### THE PROBLEM
When responding, copy every record below exactly as it appears.

### EXERCISE INPUTS
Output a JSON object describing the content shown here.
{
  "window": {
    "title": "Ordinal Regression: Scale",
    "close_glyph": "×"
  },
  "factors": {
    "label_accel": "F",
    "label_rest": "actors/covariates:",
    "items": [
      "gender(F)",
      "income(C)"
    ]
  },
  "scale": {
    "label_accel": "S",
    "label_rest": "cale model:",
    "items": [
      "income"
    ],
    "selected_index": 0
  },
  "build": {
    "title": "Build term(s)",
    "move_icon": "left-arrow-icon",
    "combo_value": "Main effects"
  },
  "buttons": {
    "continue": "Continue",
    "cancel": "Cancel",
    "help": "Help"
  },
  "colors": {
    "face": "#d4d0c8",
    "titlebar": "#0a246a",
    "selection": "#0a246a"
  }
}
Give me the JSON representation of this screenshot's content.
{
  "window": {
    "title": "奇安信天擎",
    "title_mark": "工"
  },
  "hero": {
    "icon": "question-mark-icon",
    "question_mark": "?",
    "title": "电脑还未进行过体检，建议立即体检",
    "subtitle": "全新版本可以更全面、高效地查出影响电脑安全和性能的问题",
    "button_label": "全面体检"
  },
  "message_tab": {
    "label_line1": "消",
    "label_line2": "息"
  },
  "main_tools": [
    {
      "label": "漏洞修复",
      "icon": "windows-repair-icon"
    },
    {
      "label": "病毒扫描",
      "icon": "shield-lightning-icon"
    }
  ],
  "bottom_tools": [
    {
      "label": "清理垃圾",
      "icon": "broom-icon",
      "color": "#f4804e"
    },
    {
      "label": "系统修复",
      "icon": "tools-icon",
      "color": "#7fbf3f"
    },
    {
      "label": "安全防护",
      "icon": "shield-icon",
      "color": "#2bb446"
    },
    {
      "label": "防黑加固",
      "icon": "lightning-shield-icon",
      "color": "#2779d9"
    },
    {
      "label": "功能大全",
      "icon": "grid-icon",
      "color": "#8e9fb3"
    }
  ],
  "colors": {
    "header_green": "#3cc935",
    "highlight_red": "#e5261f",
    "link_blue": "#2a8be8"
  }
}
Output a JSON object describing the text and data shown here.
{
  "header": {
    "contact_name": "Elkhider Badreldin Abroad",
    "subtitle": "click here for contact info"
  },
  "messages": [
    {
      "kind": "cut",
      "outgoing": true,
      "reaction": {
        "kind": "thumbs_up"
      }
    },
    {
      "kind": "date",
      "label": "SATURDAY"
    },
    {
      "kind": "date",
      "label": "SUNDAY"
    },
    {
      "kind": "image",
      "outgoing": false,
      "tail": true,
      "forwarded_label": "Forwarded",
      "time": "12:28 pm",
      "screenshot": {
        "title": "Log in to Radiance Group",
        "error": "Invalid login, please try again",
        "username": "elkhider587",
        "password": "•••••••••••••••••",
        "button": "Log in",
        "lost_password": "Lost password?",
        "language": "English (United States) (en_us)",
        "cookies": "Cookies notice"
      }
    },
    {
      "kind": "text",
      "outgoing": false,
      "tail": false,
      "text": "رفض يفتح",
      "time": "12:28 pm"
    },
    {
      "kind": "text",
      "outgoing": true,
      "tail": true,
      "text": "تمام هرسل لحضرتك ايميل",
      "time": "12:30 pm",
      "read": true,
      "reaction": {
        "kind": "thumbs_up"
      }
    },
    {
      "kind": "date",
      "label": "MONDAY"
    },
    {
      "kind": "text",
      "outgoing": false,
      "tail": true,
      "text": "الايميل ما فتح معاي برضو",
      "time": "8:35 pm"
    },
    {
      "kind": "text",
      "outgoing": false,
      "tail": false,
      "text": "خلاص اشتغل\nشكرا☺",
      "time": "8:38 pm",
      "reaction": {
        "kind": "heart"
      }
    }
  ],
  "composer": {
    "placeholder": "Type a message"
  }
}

### FINISHED TASK
Output a JSON object describing the content shown here.
{
  "window": {
    "title": "Ordinal Regression: Scale",
    "close_glyph": "×"
  },
  "factors": {
    "label_accel": "F",
    "label_rest": "actors/covariates:",
    "items": [
      "gender(F)",
      "income(C)"
    ]
  },
  "scale": {
    "label_accel": "S",
    "label_rest": "cale model:",
    "items": [
      "income"
    ],
    "selected_index": 0
  },
  "build": {
    "title": "Build term(s)",
    "move_icon": "left-arrow-icon",
    "combo_value": "Main effects"
  },
  "buttons": {
    "continue": "Continue",
    "cancel": "Cancel",
    "help": "Help"
  },
  "colors": {
    "face": "#d4d0c8",
    "titlebar": "#0a246a",
    "selection": "#0a246a"
  }
}
Give me the JSON representation of this screenshot's content.
{
  "window": {
    "title": "奇安信天擎",
    "title_mark": "工"
  },
  "hero": {
    "icon": "question-mark-icon",
    "question_mark": "?",
    "title": "电脑还未进行过体检，建议立即体检",
    "subtitle": "全新版本可以更全面、高效地查出影响电脑安全和性能的问题",
    "button_label": "全面体检"
  },
  "message_tab": {
    "label_line1": "消",
    "label_line2": "息"
  },
  "main_tools": [
    {
      "label": "漏洞修复",
      "icon": "windows-repair-icon"
    },
    {
      "label": "病毒扫描",
      "icon": "shield-lightning-icon"
    }
  ],
  "bottom_tools": [
    {
      "label": "清理垃圾",
      "icon": "broom-icon",
      "color": "#f4804e"
    },
    {
      "label": "系统修复",
      "icon": "tools-icon",
      "color": "#7fbf3f"
    },
    {
      "label": "安全防护",
      "icon": "shield-icon",
      "color": "#2bb446"
    },
    {
      "label": "防黑加固",
      "icon": "lightning-shield-icon",
      "color": "#2779d9"
    },
    {
      "label": "功能大全",
      "icon": "grid-icon",
      "color": "#8e9fb3"
    }
  ],
  "colors": {
    "header_green": "#3cc935",
    "highlight_red": "#e5261f",
    "link_blue": "#2a8be8"
  }
}
Output a JSON object describing the text and data shown here.
{
  "header": {
    "contact_name": "Elkhider Badreldin Abroad",
    "subtitle": "click here for contact info"
  },
  "messages": [
    {
      "kind": "cut",
      "outgoing": true,
      "reaction": {
        "kind": "thumbs_up"
      }
    },
    {
      "kind": "date",
      "label": "SATURDAY"
    },
    {
      "kind": "date",
      "label": "SUNDAY"
    },
    {
      "kind": "image",
      "outgoing": false,
      "tail": true,
      "forwarded_label": "Forwarded",
      "time": "12:28 pm",
      "screenshot": {
        "title": "Log in to Radiance Group",
        "error": "Invalid login, please try again",
        "username": "elkhider587",
        "password": "•••••••••••••••••",
        "button": "Log in",
        "lost_password": "Lost password?",
        "language": "English (United States) (en_us)",
        "cookies": "Cookies notice"
      }
    },
    {
      "kind": "text",
      "outgoing": false,
      "tail": false,
      "text": "رفض يفتح",
      "time": "12:28 pm"
    },
    {
      "kind": "text",
      "outgoing": true,
      "tail": true,
      "text": "تمام هرسل لحضرتك ايميل",
      "time": "12:30 pm",
      "read": true,
      "reaction": {
        "kind": "thumbs_up"
      }
    },
    {
      "kind": "date",
      "label": "MONDAY"
    },
    {
      "kind": "text",
      "outgoing": false,
      "tail": true,
      "text": "الايميل ما فتح معاي برضو",
      "time": "8:35 pm"
    },
    {
      "kind": "text",
      "outgoing": false,
      "tail": false,
      "text": "خلاص اشتغل\nشكرا☺",
      "time": "8:38 pm",
      "reaction": {
        "kind": "heart"
      }
    }
  ],
  "composer": {
    "placeholder": "Type a message"
  }
}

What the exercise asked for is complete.